(Action item) Every entry below needs to be copied exactly.
═══
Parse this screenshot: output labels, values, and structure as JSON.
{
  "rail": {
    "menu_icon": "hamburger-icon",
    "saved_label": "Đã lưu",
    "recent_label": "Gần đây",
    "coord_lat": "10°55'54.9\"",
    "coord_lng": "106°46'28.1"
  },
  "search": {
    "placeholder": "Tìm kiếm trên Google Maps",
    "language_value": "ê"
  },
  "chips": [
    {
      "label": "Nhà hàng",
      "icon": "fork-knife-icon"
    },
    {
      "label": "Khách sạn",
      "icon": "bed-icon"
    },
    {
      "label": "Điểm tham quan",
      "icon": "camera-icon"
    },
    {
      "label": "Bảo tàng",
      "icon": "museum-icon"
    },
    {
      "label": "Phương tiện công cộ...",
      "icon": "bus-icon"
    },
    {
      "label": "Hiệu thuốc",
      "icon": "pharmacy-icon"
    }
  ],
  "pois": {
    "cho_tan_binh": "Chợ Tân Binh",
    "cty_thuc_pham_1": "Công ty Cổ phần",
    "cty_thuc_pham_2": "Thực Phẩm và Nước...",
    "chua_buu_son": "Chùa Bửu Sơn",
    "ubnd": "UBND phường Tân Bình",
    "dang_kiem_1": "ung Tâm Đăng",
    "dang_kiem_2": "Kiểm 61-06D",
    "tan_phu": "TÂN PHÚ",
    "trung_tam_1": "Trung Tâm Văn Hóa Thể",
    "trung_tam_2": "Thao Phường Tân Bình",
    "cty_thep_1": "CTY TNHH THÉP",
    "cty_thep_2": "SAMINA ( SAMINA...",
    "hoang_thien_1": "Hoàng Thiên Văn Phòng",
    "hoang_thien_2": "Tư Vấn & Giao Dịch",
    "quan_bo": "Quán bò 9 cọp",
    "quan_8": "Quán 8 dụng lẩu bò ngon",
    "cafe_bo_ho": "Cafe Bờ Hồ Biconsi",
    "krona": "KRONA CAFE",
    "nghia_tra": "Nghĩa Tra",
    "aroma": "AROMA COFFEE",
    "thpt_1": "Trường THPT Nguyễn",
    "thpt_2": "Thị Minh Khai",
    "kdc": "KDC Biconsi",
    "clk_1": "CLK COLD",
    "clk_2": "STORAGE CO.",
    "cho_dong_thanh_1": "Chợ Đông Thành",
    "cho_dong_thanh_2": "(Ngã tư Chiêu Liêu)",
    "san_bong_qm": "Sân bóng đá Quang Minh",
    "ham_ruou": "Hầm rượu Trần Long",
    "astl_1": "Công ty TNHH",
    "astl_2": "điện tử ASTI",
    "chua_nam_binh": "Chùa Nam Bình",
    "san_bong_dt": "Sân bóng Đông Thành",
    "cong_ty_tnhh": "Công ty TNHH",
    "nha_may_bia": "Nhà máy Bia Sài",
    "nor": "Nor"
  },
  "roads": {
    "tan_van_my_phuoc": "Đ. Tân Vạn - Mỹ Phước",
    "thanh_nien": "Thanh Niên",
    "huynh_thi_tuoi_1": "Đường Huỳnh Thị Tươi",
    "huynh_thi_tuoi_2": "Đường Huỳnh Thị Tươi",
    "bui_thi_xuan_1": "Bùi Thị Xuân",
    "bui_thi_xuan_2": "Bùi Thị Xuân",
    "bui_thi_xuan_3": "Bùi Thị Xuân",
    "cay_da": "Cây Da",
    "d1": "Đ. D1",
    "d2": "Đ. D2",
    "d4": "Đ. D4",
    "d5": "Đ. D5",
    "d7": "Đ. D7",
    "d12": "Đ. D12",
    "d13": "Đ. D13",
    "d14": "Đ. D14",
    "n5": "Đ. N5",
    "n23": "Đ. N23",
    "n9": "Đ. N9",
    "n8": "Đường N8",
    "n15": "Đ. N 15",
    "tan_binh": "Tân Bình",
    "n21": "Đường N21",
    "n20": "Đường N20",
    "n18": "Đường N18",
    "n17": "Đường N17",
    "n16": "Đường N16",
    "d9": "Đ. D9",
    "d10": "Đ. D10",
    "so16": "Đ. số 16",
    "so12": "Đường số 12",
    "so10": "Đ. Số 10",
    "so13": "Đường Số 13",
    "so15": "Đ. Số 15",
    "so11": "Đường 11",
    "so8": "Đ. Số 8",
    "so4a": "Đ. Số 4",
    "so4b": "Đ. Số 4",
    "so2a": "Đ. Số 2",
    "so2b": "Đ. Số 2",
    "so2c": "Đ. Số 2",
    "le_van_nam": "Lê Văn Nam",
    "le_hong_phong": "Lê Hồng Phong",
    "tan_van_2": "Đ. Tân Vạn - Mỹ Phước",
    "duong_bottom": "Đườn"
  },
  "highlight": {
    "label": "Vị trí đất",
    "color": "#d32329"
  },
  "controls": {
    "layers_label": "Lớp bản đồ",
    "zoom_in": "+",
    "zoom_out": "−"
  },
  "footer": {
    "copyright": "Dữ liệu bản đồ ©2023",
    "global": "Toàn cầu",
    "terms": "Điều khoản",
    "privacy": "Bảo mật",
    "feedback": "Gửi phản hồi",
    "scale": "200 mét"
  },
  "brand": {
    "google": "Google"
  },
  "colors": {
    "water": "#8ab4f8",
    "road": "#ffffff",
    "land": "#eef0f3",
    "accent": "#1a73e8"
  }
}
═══
(Response below)
Parse this screenshot: output labels, values, and structure as JSON.
{
  "rail": {
    "menu_icon": "hamburger-icon",
    "saved_label": "Đã lưu",
    "recent_label": "Gần đây",
    "coord_lat": "10°55'54.9\"",
    "coord_lng": "106°46'28.1"
  },
  "search": {
    "placeholder": "Tìm kiếm trên Google Maps",
    "language_value": "ê"
  },
  "chips": [
    {
      "label": "Nhà hàng",
      "icon": "fork-knife-icon"
    },
    {
      "label": "Khách sạn",
      "icon": "bed-icon"
    },
    {
      "label": "Điểm tham quan",
      "icon": "camera-icon"
    },
    {
      "label": "Bảo tàng",
      "icon": "museum-icon"
    },
    {
      "label": "Phương tiện công cộ...",
      "icon": "bus-icon"
    },
    {
      "label": "Hiệu thuốc",
      "icon": "pharmacy-icon"
    }
  ],
  "pois": {
    "cho_tan_binh": "Chợ Tân Binh",
    "cty_thuc_pham_1": "Công ty Cổ phần",
    "cty_thuc_pham_2": "Thực Phẩm và Nước...",
    "chua_buu_son": "Chùa Bửu Sơn",
    "ubnd": "UBND phường Tân Bình",
    "dang_kiem_1": "ung Tâm Đăng",
    "dang_kiem_2": "Kiểm 61-06D",
    "tan_phu": "TÂN PHÚ",
    "trung_tam_1": "Trung Tâm Văn Hóa Thể",
    "trung_tam_2": "Thao Phường Tân Bình",
    "cty_thep_1": "CTY TNHH THÉP",
    "cty_thep_2": "SAMINA ( SAMINA...",
    "hoang_thien_1": "Hoàng Thiên Văn Phòng",
    "hoang_thien_2": "Tư Vấn & Giao Dịch",
    "quan_bo": "Quán bò 9 cọp",
    "quan_8": "Quán 8 dụng lẩu bò ngon",
    "cafe_bo_ho": "Cafe Bờ Hồ Biconsi",
    "krona": "KRONA CAFE",
    "nghia_tra": "Nghĩa Tra",
    "aroma": "AROMA COFFEE",
    "thpt_1": "Trường THPT Nguyễn",
    "thpt_2": "Thị Minh Khai",
    "kdc": "KDC Biconsi",
    "clk_1": "CLK COLD",
    "clk_2": "STORAGE CO.",
    "cho_dong_thanh_1": "Chợ Đông Thành",
    "cho_dong_thanh_2": "(Ngã tư Chiêu Liêu)",
    "san_bong_qm": "Sân bóng đá Quang Minh",
    "ham_ruou": "Hầm rượu Trần Long",
    "astl_1": "Công ty TNHH",
    "astl_2": "điện tử ASTI",
    "chua_nam_binh": "Chùa Nam Bình",
    "san_bong_dt": "Sân bóng Đông Thành",
    "cong_ty_tnhh": "Công ty TNHH",
    "nha_may_bia": "Nhà máy Bia Sài",
    "nor": "Nor"
  },
  "roads": {
    "tan_van_my_phuoc": "Đ. Tân Vạn - Mỹ Phước",
    "thanh_nien": "Thanh Niên",
    "huynh_thi_tuoi_1": "Đường Huỳnh Thị Tươi",
    "huynh_thi_tuoi_2": "Đường Huỳnh Thị Tươi",
    "bui_thi_xuan_1": "Bùi Thị Xuân",
    "bui_thi_xuan_2": "Bùi Thị Xuân",
    "bui_thi_xuan_3": "Bùi Thị Xuân",
    "cay_da": "Cây Da",
    "d1": "Đ. D1",
    "d2": "Đ. D2",
    "d4": "Đ. D4",
    "d5": "Đ. D5",
    "d7": "Đ. D7",
    "d12": "Đ. D12",
    "d13": "Đ. D13",
    "d14": "Đ. D14",
    "n5": "Đ. N5",
    "n23": "Đ. N23",
    "n9": "Đ. N9",
    "n8": "Đường N8",
    "n15": "Đ. N 15",
    "tan_binh": "Tân Bình",
    "n21": "Đường N21",
    "n20": "Đường N20",
    "n18": "Đường N18",
    "n17": "Đường N17",
    "n16": "Đường N16",
    "d9": "Đ. D9",
    "d10": "Đ. D10",
    "so16": "Đ. số 16",
    "so12": "Đường số 12",
    "so10": "Đ. Số 10",
    "so13": "Đường Số 13",
    "so15": "Đ. Số 15",
    "so11": "Đường 11",
    "so8": "Đ. Số 8",
    "so4a": "Đ. Số 4",
    "so4b": "Đ. Số 4",
    "so2a": "Đ. Số 2",
    "so2b": "Đ. Số 2",
    "so2c": "Đ. Số 2",
    "le_van_nam": "Lê Văn Nam",
    "le_hong_phong": "Lê Hồng Phong",
    "tan_van_2": "Đ. Tân Vạn - Mỹ Phước",
    "duong_bottom": "Đườn"
  },
  "highlight": {
    "label": "Vị trí đất",
    "color": "#d32329"
  },
  "controls": {
    "layers_label": "Lớp bản đồ",
    "zoom_in": "+",
    "zoom_out": "−"
  },
  "footer": {
    "copyright": "Dữ liệu bản đồ ©2023",
    "global": "Toàn cầu",
    "terms": "Điều khoản",
    "privacy": "Bảo mật",
    "feedback": "Gửi phản hồi",
    "scale": "200 mét"
  },
  "brand": {
    "google": "Google"
  },
  "colors": {
    "water": "#8ab4f8",
    "road": "#ffffff",
    "land": "#eef0f3",
    "accent": "#1a73e8"
  }
}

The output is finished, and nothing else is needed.